Pet diabetes is more common than you may think. Statistics show that up to 1 in 500 dogs and up to 1 in 200 cats become diabetic. Whenever I diagnose a pet with diabetes, I discuss the costs of ongoing care with clients, as they will likely need to budget for diabetic supplies. In general, there are monthly costs (insulin, syringes, test strips, perhaps an increased cost of food relative to the prior food), and there are the initial costs of diagnosis and equipment (glucose meters, test strips, sometimes urine strips). If a pet is diagnosed when ill with a complication, such as diabetic ketoacidosis, the initial costs could escalate quickly. Each situation is different. Each patient is different. Medicine is an art. You are unlikely to find 2 veterinarians who will treat any given patient exactly the same way. Some veterinarians (like me) ask clients with a diabetic pet to get a glucose meter and do the blood glucose curves at home. I find the results can be more accurate at home as the pet typically eats more normally at home than in a clinic setting. In addition to the improved results, the cost of glucose curves goes down significantly. I’ve worked in many practices over the years and have seen a blood glucose sample cost anywhere from a mere $8 to a whopping $49 per blood glucose sample. Most veterinary clinics charge somewhere between $10 and $20 per sample. By the time a vet has checked 6 to 8 blood glucose samples and hospitalized a pet for the day, it could end up costing up to $200 for a glucose curve. A client can purchase a glucose meter and 50 test strips for about the cost of one glucose curve in a hospital setting. Some diabetics are relatively simple uncomplicated patients. Others may make their veterinarians want to pull their hair out! If your diabeti Continue reading >>

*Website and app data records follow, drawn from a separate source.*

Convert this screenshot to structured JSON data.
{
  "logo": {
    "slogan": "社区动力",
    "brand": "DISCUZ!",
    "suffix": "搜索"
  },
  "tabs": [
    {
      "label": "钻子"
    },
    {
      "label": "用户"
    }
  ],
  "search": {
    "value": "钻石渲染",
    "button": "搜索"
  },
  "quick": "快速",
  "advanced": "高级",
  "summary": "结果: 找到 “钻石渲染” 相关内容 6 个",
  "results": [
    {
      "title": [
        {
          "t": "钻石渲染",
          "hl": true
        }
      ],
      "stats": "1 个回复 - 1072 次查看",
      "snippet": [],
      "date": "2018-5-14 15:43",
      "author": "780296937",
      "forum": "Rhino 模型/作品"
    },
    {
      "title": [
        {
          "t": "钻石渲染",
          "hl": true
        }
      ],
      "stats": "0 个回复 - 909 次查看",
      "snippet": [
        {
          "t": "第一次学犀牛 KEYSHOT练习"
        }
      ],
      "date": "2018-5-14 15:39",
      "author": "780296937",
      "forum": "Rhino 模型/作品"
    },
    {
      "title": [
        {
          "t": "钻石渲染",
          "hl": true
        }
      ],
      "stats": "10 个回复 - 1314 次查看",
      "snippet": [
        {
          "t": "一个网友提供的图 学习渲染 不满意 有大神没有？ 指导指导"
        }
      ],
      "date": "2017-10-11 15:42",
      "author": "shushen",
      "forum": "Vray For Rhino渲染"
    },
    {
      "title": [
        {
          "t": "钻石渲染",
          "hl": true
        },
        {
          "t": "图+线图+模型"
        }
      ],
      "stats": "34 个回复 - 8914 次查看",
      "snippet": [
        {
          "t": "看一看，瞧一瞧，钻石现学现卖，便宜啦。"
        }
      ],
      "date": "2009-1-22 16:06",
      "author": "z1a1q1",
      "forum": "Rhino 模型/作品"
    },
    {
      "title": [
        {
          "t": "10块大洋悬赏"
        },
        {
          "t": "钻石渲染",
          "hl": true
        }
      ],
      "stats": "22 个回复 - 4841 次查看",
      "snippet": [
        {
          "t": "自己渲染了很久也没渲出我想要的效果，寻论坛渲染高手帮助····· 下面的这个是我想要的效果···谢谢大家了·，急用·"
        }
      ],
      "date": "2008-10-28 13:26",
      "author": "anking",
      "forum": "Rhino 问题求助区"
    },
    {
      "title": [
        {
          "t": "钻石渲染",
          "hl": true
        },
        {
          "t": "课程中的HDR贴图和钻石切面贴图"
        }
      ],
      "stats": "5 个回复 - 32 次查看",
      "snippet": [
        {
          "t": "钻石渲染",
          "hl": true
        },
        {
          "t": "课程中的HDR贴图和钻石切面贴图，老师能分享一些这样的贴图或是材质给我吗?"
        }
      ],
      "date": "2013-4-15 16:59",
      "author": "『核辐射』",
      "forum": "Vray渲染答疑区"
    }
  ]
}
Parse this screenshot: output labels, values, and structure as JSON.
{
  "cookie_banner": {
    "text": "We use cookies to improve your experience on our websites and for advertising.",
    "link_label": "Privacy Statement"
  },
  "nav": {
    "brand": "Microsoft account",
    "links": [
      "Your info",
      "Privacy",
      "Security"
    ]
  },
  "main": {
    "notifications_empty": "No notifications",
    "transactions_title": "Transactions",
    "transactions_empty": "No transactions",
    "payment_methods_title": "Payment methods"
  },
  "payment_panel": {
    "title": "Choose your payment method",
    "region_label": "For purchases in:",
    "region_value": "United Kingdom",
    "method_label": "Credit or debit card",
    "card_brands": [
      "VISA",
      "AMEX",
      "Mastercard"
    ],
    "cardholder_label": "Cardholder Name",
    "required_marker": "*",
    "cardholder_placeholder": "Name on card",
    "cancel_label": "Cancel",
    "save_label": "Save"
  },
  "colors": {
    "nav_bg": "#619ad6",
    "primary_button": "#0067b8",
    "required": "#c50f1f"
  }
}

Diabetic Alert Dogs By Sdwr Diabetic Alert Dogs | Service Dogs By Warren Retrievers
Living a balanced life as a Diabetic or diabetes care taker isnt always easy. With the unconditional support of a Diabetic Alert Dog, that balance becomes a possibility. SDWRs alert dogs for diabetics provide the stability, safety and support that more Diabetics desire in their life.SDWR places golden retrievers and labrador retrievers, in EXTREME cases due to doctor-verified allergies, we can also place doodles. As service dog providers, weve seen first hand how Diabetes can affect not only the individual, but his or her family as well. Constant care, a lack of sleep, and unshakable fear from highs and lows are all realities a diabetes care taker faces. Diabetic individuals themselves might have a hard time living life fully, due to the limitations of coping with diabetes. Through SDWRs highly-trained Diabetic Assistance Dogs, thousands of individuals and families lives have been touched. With our service dogs, those struck by invisible illness can find independence from fear and around-the clock care. Having a service dog as a companion promotes freedom, and keeps you safe from hitting sharp highs and lows. As we know, investing in a Diabetic Alert Dog is a solid investment in your mental and physical health. We Train Our Diabetic Alert Dogs To Help With The Following: To fulfill our mission as accessible service dog providers, SDWR does not have any geographic limitations. We service those with invisible illnesses around the world by traveling to each of our clients directly. No travel is ever required by our clients to us. Our program involves every family in our service dog training program for over 1 year to 18 months. Our initial delivery time is 4 5 consecutive days, with each subsequent visit every 90 120 days for durations of 2 4 days. Offering our services o Continue reading >>